**What needs to be done**: Count lines, not occurrences: report how many lines in the records hold the string "name", and nothing else.

------------------------------------------------------------

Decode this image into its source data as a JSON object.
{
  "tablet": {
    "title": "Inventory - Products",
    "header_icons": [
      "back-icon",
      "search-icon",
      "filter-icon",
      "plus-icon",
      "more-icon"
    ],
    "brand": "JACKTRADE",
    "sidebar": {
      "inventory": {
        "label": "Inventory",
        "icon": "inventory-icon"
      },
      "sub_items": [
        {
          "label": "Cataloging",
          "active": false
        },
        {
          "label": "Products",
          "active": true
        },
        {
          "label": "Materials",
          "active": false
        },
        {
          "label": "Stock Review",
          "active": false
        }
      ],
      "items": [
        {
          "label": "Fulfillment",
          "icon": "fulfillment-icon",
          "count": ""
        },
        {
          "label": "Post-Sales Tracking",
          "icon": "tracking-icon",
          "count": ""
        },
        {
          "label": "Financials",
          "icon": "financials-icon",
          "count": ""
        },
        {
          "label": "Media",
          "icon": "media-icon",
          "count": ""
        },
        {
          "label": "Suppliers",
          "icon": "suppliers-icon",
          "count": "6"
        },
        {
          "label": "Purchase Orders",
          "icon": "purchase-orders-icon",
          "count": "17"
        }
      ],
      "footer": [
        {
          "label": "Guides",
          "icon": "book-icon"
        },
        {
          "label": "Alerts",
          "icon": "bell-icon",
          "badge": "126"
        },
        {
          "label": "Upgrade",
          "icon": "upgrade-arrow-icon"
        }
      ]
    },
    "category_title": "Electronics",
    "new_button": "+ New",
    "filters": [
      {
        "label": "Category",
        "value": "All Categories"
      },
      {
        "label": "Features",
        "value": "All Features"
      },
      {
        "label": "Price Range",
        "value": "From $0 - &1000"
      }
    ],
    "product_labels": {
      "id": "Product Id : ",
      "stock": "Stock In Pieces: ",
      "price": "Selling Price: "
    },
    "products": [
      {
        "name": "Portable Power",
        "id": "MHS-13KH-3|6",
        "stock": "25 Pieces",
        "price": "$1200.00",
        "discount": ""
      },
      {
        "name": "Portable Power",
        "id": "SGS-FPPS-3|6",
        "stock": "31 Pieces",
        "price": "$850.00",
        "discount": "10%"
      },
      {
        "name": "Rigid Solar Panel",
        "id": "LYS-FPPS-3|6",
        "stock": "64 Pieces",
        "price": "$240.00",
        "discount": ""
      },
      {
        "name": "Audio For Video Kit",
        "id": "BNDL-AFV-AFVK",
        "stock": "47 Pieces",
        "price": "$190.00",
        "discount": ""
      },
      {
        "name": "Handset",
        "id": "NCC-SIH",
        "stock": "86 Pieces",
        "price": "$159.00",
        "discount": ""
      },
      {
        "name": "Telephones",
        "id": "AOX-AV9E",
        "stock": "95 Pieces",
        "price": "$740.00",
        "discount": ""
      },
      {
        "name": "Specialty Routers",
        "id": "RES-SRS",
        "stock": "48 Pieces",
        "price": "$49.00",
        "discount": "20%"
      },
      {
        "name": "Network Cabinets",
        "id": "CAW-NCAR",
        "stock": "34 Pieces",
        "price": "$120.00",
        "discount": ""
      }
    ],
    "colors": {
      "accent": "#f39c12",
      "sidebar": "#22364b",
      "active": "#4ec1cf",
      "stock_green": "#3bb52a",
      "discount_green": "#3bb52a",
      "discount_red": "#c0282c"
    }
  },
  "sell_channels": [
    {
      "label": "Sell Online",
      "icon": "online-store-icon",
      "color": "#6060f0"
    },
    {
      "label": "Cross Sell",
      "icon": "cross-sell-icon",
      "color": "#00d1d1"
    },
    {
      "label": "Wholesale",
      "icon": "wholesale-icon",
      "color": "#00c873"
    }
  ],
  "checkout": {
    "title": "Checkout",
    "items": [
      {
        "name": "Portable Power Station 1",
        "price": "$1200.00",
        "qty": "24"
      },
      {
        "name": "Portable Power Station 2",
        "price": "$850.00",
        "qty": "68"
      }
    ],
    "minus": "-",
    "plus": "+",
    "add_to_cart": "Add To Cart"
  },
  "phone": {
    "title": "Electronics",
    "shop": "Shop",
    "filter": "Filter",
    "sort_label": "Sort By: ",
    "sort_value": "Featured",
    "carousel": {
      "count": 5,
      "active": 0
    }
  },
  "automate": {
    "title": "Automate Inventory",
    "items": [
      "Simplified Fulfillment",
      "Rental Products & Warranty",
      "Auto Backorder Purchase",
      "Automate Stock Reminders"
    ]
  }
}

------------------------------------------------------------

**Task answer**: 10